Questionable user data, small phone screens pose roadblocks in navigating China’s Internet ad space


By Pauline Chiou

Advertising on the Internet in China is still a young industry compared to Korea, Japan and the U.S. Targeting a certain demographic is a bit of an inexact science.

“The tools are very primitive,” says Alan Hellawell, Deutsche Bank’s managing director of Asian telecom, media and technology equity research. “We are still in the dark ages (in China) but I think over the next three-five years, advertisers are going to go from shooting a dart in the dark to really getting very robust feedback on who exactly watched your pre-roll or your social banner.”

It could be worth the wait because there are 564 million Internet users in China, according to the China Internet Network Information Center. Part of the reason precision marketing is a challenge in China is the lack of “data integrity.” Jin Yoon, head of Internet research at Nomura, explains that most Chinese Internet users do not use their real names or provide accurate information on social media or gaming sites. “In China, when you look at Tencent or Renren, can you really know that avatar is a person who’s a 14 year old girl or a 40-year old guy?” asks Yoon. “So if you sell Rolex watches or BMW’s, you probably won’t know who your audience is. “
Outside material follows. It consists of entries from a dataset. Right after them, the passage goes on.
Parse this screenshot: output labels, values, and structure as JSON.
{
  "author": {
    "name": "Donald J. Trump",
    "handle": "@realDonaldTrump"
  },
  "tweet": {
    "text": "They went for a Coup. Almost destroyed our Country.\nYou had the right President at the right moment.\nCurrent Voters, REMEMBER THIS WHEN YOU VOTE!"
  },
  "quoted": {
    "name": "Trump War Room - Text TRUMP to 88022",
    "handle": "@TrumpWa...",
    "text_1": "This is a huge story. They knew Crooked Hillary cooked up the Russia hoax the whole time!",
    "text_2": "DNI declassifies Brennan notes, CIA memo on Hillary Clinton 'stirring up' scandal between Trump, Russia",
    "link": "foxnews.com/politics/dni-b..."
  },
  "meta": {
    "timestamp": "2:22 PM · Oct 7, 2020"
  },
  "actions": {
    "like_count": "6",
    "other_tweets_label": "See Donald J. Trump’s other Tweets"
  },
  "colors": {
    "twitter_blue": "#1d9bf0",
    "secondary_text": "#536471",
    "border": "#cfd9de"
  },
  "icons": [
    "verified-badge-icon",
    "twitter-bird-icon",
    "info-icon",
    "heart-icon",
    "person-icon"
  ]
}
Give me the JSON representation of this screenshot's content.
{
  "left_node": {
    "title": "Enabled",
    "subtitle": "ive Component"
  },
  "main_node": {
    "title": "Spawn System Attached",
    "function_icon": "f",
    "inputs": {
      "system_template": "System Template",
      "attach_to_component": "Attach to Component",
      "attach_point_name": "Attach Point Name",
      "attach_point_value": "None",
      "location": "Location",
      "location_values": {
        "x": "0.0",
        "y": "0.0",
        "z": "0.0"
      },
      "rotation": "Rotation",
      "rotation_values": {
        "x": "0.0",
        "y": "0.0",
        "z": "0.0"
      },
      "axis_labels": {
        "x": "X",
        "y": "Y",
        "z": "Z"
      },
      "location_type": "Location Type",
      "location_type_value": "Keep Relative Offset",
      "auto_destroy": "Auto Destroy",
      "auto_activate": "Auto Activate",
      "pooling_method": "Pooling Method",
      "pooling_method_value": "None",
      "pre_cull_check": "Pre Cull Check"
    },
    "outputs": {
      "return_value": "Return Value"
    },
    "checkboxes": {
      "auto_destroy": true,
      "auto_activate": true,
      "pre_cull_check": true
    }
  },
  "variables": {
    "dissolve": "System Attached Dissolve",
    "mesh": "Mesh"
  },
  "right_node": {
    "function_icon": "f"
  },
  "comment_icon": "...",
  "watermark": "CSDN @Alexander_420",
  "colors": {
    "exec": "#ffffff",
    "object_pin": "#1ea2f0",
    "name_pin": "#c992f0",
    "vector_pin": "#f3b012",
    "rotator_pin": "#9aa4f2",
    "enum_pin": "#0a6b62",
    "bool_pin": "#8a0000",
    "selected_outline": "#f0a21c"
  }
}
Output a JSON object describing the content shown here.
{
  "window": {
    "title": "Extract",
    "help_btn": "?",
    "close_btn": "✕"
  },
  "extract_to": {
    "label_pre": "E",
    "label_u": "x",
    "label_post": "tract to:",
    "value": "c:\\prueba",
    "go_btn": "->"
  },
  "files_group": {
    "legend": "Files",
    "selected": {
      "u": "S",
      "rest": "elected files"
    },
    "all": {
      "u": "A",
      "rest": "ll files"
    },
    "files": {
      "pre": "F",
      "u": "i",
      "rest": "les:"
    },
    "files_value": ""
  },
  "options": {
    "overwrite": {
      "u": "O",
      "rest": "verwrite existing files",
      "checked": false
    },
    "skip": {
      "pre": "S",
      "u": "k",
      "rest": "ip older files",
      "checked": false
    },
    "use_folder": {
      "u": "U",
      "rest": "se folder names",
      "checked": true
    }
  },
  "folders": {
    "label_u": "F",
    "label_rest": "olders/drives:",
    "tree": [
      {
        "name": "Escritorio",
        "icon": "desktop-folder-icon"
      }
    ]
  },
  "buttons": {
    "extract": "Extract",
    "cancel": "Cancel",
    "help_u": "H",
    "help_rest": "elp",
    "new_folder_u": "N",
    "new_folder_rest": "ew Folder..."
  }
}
That’s a problem for an advertiser who wants to develop an online strategy. Advertising models in China are very different from the models outside of China. For example, Facebook and Twitter (which are banned in China) generate 80-90 percent of their revenues from advertising. People who register for those sites are generally providing true information because they are connecting with real people — their friends. That’s a gold mine for advertisers. By contrast, Yoon says Chinese social networking is based on a gaming model. Tencent generates 70-80 percent of its revenues from gaming. There’s no incentive to provide true information on the gaming sites, making it a challenge for advertisers. With the paradigm shift from PC to mobile, the competition for screen space is fierce. The China Internet Network Information Center reports 422 million people in China accessed the Internet last year using mobile devices, which is an increase to 74.5 percent from 69.3 percent the previous year. “You have to monetize on a much smaller screen,” says Yoon. Chinese Internet companies are only now starting to develop strategies around this shift. For example, Baidu recently released its mobile pricing strategy differentiating its rates from searches on a desktop.

“There’s a lot of pricing distortion, but we believe that all the small moving cogs that are behind advertising to a smartphone, will start moving in locomotion over the next 12-24 months,” Hellawell says. “That critical cost-per-click variable can take over that desktop cost-per-click over that two-year period.” Pauline Chiou is a CNN anchor/correspondent and the co-host of “World Business Today” based in Hong Kong. Follow Pauline on Twitter @PaulineCNN. For more business coverage, go to www.cnn.com/business.